What was it like the day you got sober, the day you left the abusive marriage, the day your babies were born, the day you got your health back, the day you survived that car accident, the day you were told your cancer was in remission, the day you realized you survived--bruised and battered, but alive--the death of a loved one, or the death of a relationship? What was it like, the day you were given a new chance at love? What was it like the day you were welcomed—truly welcomed—for all of who you are for the first time? What was it like, the day you forgave a friend or enemy, the day you yourself were forgiven, the day you lost your old life, and found a new one?
If you ask me if I’m saved, I would say: “Yes, I’m saved. I’m saved every day that I’m alive. I’m born again every time the sun rises again in the east, every time the shadow of death turns to the light of morning. I am born again every time I am given the opportunity to see Christ’s face in another human being. I am saved by grace, which has nothing to do with what I have done or have failed to do. Every day I am alive is my salvation day, every person I meet who has a lesson to teach me, a savior.”
If the colleagues visiting our church asked me outright if my congregation is saved, I would have said “Oh yes, my congregation is saved. We are saved by each other, by our children and each other’s children, and by the love of God which is so powerful and so extravagant, that this love doesn’t parse who’s in and who’s out, who’s worthy and who’s unworthy. No bible based purity test or internet quiz can measure it. And what’s more, my congregation is responding to the wasteful love of God by saving others, and that salvation is reverberating throughout the community and the world.”
I got an anonymous card this week with $25 in cash sent to the church office. Here is what the card says:
"Dear Reverend Bartlett,
In today's Item, I read with interest the article about your parish and the reverse offering. One of the stories was of particular interest to me. One member donated her offering to the lunch account of a needy child he knew at Clinton Elementary School. I taught school at the elementary level for 25 years and I am retired. I am hoping that you will be kind enough to find that teacher and ask them to use my enclosed donation to add to that child's lunch fund."

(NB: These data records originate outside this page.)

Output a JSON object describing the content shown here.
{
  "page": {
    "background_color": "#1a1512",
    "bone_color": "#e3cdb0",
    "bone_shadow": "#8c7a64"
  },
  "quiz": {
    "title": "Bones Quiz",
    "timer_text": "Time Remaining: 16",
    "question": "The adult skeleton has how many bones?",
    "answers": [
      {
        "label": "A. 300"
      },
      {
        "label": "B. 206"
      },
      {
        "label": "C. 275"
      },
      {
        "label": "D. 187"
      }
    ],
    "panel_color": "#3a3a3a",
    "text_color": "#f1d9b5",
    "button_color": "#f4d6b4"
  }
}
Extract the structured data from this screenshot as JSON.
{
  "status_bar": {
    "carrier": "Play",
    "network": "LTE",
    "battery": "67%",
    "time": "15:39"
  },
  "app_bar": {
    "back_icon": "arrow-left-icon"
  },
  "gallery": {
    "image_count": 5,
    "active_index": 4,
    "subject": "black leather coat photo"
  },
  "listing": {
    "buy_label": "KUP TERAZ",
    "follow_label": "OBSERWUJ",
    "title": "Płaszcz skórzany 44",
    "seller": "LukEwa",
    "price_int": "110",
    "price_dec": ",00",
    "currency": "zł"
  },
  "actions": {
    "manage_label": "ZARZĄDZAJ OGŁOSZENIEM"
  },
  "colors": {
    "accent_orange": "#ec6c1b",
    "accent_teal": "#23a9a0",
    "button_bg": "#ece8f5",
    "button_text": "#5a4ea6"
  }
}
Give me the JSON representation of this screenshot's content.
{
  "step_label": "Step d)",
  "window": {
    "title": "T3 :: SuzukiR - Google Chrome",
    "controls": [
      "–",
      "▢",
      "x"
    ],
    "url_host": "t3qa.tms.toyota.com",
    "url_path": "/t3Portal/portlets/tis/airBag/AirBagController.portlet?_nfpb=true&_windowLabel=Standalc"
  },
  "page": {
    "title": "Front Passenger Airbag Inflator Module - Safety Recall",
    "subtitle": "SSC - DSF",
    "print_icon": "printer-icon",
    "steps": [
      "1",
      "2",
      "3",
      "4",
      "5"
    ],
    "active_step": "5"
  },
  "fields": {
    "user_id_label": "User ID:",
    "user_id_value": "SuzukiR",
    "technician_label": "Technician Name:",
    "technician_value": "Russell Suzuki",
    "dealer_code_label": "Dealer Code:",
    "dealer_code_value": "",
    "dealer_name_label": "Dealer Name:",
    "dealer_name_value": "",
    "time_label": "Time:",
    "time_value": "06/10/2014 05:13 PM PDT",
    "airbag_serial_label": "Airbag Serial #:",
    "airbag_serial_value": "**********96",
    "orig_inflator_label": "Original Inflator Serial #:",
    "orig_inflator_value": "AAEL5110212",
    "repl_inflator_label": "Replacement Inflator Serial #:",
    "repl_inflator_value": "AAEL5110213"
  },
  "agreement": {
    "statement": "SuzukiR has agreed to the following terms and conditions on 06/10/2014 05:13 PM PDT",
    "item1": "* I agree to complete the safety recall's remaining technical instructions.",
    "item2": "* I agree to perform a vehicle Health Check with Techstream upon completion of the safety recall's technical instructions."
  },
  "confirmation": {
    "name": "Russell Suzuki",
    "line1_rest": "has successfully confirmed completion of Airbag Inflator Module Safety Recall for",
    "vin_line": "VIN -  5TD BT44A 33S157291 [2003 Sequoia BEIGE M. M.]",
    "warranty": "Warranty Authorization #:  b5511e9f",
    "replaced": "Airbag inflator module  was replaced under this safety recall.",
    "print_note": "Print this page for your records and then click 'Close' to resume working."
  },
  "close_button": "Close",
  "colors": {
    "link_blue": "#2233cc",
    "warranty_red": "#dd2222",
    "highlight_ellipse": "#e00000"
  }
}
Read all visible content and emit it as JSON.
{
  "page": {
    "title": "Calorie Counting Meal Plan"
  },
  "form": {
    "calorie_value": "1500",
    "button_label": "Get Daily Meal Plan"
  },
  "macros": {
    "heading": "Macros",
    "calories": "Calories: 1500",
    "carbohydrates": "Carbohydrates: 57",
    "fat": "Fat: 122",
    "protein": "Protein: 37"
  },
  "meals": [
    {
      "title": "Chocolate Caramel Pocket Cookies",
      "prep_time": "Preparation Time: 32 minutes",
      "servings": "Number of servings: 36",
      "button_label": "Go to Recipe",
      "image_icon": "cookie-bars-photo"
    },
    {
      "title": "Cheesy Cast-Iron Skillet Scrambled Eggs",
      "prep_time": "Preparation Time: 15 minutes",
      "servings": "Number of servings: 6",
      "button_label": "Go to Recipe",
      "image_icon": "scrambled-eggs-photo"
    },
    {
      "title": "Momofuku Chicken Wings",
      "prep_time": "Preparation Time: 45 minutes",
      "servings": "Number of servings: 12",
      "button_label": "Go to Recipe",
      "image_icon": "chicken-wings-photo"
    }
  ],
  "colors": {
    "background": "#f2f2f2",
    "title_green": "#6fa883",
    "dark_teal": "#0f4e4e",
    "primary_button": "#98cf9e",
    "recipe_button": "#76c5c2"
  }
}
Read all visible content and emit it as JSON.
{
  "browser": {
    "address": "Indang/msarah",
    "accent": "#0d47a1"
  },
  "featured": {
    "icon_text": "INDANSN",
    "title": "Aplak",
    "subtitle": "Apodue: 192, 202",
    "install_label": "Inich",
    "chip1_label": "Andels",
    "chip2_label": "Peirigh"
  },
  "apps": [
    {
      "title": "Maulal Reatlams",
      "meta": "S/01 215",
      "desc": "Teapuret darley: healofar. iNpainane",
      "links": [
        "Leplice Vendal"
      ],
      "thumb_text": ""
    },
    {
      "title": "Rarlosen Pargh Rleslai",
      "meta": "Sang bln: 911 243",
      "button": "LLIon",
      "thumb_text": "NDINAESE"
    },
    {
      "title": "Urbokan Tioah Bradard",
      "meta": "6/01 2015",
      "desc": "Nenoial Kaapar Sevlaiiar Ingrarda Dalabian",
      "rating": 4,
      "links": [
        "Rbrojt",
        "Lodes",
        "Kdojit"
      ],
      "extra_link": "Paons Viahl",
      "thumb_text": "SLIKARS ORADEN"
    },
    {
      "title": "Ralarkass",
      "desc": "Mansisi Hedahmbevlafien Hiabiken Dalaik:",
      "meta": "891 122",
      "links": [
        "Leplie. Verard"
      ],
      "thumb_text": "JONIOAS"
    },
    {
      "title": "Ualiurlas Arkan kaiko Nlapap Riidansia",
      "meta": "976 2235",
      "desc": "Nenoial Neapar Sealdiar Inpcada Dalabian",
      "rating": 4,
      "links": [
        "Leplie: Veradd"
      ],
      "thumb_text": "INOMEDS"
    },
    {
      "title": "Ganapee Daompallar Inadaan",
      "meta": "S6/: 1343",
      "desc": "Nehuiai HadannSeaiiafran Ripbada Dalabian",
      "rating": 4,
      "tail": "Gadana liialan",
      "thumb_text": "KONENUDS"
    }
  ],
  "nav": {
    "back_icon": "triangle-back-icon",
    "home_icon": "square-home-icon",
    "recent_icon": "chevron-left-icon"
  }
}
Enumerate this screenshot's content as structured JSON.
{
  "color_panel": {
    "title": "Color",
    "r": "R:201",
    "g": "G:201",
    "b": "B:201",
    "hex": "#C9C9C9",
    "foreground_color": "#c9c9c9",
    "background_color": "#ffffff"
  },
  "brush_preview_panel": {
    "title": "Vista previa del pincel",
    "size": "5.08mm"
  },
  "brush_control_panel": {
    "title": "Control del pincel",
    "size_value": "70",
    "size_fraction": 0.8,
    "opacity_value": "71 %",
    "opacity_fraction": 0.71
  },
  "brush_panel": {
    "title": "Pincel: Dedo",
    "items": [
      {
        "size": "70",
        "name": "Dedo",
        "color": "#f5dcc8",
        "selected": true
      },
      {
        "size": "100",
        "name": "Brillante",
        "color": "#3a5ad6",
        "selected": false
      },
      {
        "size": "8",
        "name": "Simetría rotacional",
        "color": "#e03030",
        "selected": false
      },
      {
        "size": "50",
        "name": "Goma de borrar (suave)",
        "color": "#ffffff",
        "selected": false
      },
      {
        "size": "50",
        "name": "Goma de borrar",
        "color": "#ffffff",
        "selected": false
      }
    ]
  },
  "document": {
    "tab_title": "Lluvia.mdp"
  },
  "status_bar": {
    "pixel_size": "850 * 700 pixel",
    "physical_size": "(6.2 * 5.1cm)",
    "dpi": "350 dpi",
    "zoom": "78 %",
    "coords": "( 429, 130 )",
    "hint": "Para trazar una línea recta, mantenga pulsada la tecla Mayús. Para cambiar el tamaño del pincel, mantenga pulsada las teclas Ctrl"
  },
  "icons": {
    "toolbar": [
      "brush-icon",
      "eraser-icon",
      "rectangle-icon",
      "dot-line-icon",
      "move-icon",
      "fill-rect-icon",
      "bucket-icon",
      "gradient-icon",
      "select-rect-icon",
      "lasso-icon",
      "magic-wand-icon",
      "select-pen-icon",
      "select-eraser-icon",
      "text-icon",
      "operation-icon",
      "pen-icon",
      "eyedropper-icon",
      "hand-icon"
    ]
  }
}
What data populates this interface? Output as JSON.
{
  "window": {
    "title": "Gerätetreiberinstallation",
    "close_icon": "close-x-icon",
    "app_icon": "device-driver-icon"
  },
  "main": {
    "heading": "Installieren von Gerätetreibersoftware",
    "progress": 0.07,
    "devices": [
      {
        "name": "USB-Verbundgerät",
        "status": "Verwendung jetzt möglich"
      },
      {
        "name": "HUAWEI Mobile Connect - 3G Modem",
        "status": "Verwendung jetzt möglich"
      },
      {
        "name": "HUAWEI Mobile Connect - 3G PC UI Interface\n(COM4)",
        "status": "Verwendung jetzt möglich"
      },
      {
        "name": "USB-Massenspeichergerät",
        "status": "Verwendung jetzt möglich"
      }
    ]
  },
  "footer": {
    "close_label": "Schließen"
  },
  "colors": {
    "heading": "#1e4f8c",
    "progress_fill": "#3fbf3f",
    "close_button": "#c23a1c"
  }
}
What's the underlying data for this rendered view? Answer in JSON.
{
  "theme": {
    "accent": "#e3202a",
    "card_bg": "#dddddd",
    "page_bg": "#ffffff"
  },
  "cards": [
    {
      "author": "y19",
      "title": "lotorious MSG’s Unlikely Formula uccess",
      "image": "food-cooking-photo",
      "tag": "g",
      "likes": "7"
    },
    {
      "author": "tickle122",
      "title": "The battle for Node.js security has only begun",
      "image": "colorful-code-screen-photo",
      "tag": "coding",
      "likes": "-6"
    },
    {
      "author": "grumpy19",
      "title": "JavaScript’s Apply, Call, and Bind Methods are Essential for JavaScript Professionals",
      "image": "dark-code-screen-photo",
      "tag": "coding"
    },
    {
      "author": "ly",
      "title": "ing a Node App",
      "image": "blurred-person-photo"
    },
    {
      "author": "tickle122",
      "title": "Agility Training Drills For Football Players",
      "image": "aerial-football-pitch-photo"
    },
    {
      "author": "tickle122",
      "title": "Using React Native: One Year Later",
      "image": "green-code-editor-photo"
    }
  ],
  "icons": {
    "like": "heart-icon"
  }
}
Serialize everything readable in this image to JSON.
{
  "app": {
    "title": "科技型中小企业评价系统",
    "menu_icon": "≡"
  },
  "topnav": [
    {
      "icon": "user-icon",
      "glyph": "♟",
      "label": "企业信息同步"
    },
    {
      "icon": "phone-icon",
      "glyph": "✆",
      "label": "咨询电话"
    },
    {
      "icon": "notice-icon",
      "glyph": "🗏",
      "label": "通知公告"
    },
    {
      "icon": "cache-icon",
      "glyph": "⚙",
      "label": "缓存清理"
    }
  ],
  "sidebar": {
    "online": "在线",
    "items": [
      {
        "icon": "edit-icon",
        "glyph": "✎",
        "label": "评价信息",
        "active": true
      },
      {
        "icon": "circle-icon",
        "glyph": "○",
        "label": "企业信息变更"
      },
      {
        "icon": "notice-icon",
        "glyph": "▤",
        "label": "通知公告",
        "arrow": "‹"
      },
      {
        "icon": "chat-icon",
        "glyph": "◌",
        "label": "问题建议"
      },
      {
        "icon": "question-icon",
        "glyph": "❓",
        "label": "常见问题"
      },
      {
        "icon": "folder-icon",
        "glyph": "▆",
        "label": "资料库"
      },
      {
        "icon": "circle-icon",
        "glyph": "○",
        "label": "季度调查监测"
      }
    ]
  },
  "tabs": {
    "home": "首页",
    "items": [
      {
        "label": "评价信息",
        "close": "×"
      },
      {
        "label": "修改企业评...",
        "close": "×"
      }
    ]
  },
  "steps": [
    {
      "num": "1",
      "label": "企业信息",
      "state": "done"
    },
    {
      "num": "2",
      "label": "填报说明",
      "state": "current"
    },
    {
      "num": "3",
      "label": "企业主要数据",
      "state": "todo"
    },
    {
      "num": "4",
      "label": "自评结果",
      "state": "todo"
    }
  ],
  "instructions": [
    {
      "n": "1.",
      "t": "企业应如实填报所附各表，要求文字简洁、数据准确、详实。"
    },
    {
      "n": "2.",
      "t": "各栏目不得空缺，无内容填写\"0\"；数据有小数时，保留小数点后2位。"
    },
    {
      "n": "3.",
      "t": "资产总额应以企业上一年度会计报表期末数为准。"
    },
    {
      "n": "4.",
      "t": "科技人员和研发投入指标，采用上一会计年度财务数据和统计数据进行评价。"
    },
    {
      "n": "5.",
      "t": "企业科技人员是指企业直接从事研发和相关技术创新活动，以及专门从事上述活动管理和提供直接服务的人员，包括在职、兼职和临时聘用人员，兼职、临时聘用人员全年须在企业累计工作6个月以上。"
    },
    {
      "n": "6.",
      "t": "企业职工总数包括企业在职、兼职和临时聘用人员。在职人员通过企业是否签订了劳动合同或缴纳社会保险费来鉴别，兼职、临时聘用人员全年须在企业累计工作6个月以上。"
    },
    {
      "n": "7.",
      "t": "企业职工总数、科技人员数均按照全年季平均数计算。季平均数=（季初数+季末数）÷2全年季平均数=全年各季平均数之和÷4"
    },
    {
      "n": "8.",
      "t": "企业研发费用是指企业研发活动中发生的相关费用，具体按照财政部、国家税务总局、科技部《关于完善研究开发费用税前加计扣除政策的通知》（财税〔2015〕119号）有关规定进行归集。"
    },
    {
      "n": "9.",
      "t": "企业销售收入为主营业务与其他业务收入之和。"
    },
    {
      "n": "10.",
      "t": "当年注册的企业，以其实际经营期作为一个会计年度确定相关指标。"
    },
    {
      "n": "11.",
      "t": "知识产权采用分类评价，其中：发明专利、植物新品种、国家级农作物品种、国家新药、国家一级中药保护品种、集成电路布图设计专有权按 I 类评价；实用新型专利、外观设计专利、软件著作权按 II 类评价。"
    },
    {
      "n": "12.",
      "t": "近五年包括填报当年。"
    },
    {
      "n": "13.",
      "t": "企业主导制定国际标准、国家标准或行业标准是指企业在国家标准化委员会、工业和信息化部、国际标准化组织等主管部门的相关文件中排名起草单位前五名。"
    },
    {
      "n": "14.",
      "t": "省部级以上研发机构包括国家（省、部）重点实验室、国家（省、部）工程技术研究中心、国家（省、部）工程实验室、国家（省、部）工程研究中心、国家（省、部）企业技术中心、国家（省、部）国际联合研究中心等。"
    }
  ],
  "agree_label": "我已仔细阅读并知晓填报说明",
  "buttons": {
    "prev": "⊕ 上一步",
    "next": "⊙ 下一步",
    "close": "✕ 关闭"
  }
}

Salvation spreads, like grass in the wind; like the spirit of God that blows upon it. For God so loves the world that God came to save it through flesh and blood humanity. We are born again of the spirit with every act of this salvific love; creating a heaven here on earth.
Anne Lamott says “Lighthouses don’t go running all over an island looking for boats to save; they just stand there shining.” Beloved, be a beacon bringing light to the dark places. You are the light of the world. Stand there shining.
Reverend Robin Bartlett is an ordained Unitarian Universalist minister, with dual standing in the United Church of Christ. She is the Senior Pastor at The First Church in Sterling, Massachusetts.
|Rev. Robin Bartlett||
Copyright Robin Bartlett, 2013. All rights reserved.